Health Policy and Management News
Two alumni selected by Gates Institute as ’40 under 40′ advocates for reproductive health
Burcu Bozkurt and Lucy Wilson, alumni of the UNC Gillings School, are among the 40 people under 40 recognized as strong advocates for sexual and reproductive health rights by the Bill & Melinda Gates Institute for Population and Reproductive Health at Johns Hopkins’ Bloomberg School of Public Health. Bozkurt is co-founder of the International Youth Alliance for Family Planning; Wilson is a technical adviser at FHI 360.
Alumnus selected as distinguished professor at University of Alabama
Health policy and management alumnus Dr. Bob Hernandez has been appointed Distinguished Service Professor at the University of Alabama at Birmingham School of Health Professions. Hernandez earned a Doctor of Public Health degree at the Gillings School in 1981.
Dilworth-Anderson leads mentoring breakfast at AAIC
The Gillings School’s Dr. Peggye Dilworth-Anderson recently co-led a mentoring breakfast for more than 200 participants during the Alzheimer’s Association International Conference (AAIC).
Racial gaps persist in how breast cancer survivors function and feel during and after treatment
Gillings School professors Drs. Bryce Reeve and Andrew Olshan led a study of several thousand breast cancer survivors in North Carolina. They found differences in how African-American and white women functioned and felt during their treatment and two years post-diagnosis.
Shafer co-authors research on adult e-cigarette use, effectiveness of anti-smoking digital video ads

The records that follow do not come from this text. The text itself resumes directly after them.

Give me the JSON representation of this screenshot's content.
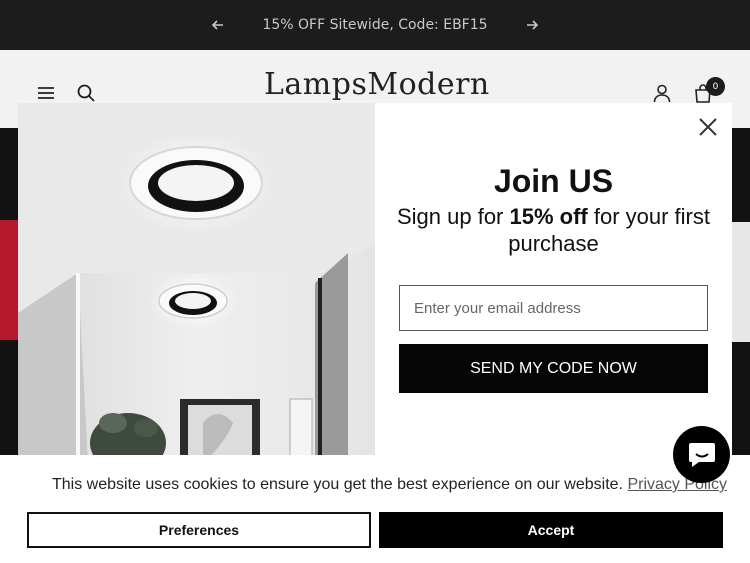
{
  "announcement": {
    "text": "15% OFF Sitewide, Code: EBF15"
  },
  "header": {
    "logo": "LampsModern",
    "cart_count": "0"
  },
  "modal": {
    "title": "Join US",
    "subtitle_pre": "Sign up for ",
    "subtitle_bold": "15% off",
    "subtitle_post": " for your first purchase",
    "email_placeholder": "Enter your email address",
    "submit_label": "SEND MY CODE NOW"
  },
  "cookie": {
    "text": "This website uses cookies to ensure you get the best experience on our website. ",
    "policy_link": "Privacy Policy",
    "preferences_label": "Preferences",
    "accept_label": "Accept"
  },
  "colors": {
    "dark": "#1c1c1c",
    "header_bg": "#f2f2f2",
    "promo_red": "#b3182b"
  }
}
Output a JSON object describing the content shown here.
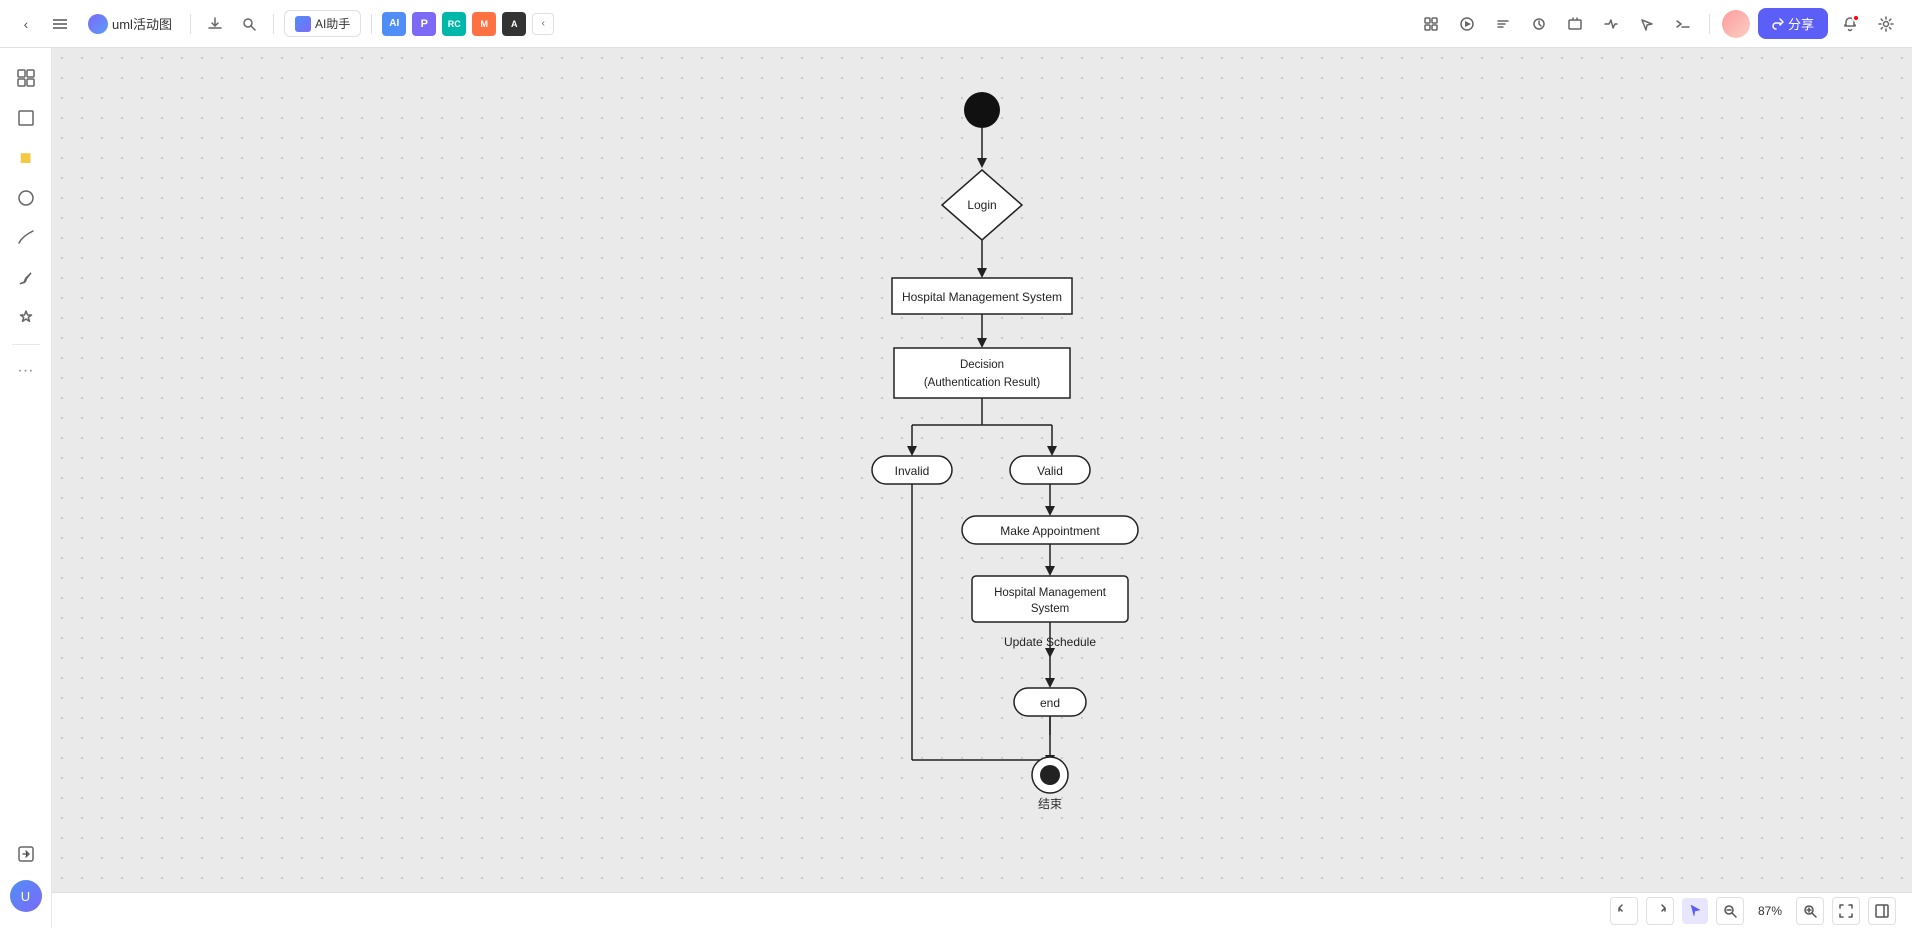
{
  "app": {
    "title": "uml活动图",
    "toolbar": {
      "back_label": "‹",
      "menu_label": "≡",
      "download_label": "⬇",
      "search_label": "🔍",
      "ai_btn_label": "AI助手",
      "chevron_label": "‹",
      "share_label": "分享",
      "zoom_level": "87%"
    },
    "plugins": [
      "P",
      "P",
      "C",
      "M",
      "A"
    ],
    "sidebar_tools": [
      "🖼",
      "⬜",
      "🟡",
      "⭕",
      "〜",
      "✏",
      "✂"
    ],
    "bottom_toolbar": {
      "undo_label": "↩",
      "redo_label": "↪",
      "cursor_label": "↖",
      "zoom_out_label": "−",
      "zoom_in_label": "+",
      "fit_label": "⊡"
    }
  },
  "diagram": {
    "nodes": {
      "start": "start",
      "login": "Login",
      "hospital_mgmt": "Hospital Management System",
      "decision": "Decision\n(Authentication Result)",
      "invalid": "Invalid",
      "valid": "Valid",
      "make_appointment": "Make Appointment",
      "hospital_mgmt2": "Hospital Management\nSystem",
      "update_schedule": "Update Schedule",
      "end_rounded": "end",
      "end_circle_label": "结束"
    }
  }
}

Paul Shafer, doctoral student in health policy and management, studies media campaigns and policies related to smoking behaviors. He is co-author of two research studies published in September — one about the reasons adults use e-cigarettes and another on whether digital video advertising increases the reach of anti-smoking campaigns.
Three UNC Gillings students selected for new national leadership program
How do we create better, more equitable health for all? That’s the question that will be explored by three Gillings School students who are part of the new Health Policy Research Scholars program. The program is led by Johns Hopkins University, with support from the Robert Wood Johnson Foundation.
Medicaid expansion affects rural, urban hospitals differently, study finds
Brystana Kaufman, health policy and management doctoral student, is first author of a new article about the impact of Medicaid expansion. Kaufman’s findings reveal that, while Medicaid expansion under the Affordable Care Act was associated with fewer unpaid patient bills and higher Medicaid revenues in both rural and urban hospitals, rural hospitals had, on average, smaller reductions in unpaid bills.
UNC’s Gillings School number one public school of public health for NIH funding
September 7, 2016 Once again, the University of North Carolina’s Gillings School of Global Public Health is the number one public school of public health when it comes to funding from the National Institutes of Health (NIH). NIH provided the data for the 2015 Fiscal Year and UNC’s Gillings School was listed as the number… Read more »
Researchers question process for reviewing coverage of ‘off label’ cancer drug use
August 25, 2016 A group of University of North Carolina Lineberger Comprehensive Cancer Center researchers is calling for an overhaul of the process that determines which cancer drugs used off-label – or beyond their approved use — are reimbursed by federally-funded health insurance in the United States. In a “Viewpoint” article published online Aug. 25… Read more »
Study finds links between physicians setting cancer-care guidelines and drug industry
August 25, 2016 Researchers at the UNC Lineberger Comprehensive Cancer Center have found a high prevalence of financial relationships among authors who helped develop a leading set of cancer-care guidelines in the United States. They say their findings lay the foundation for future studies of whether drug industry payments influence clinical practice or guideline recommendations…. Read more »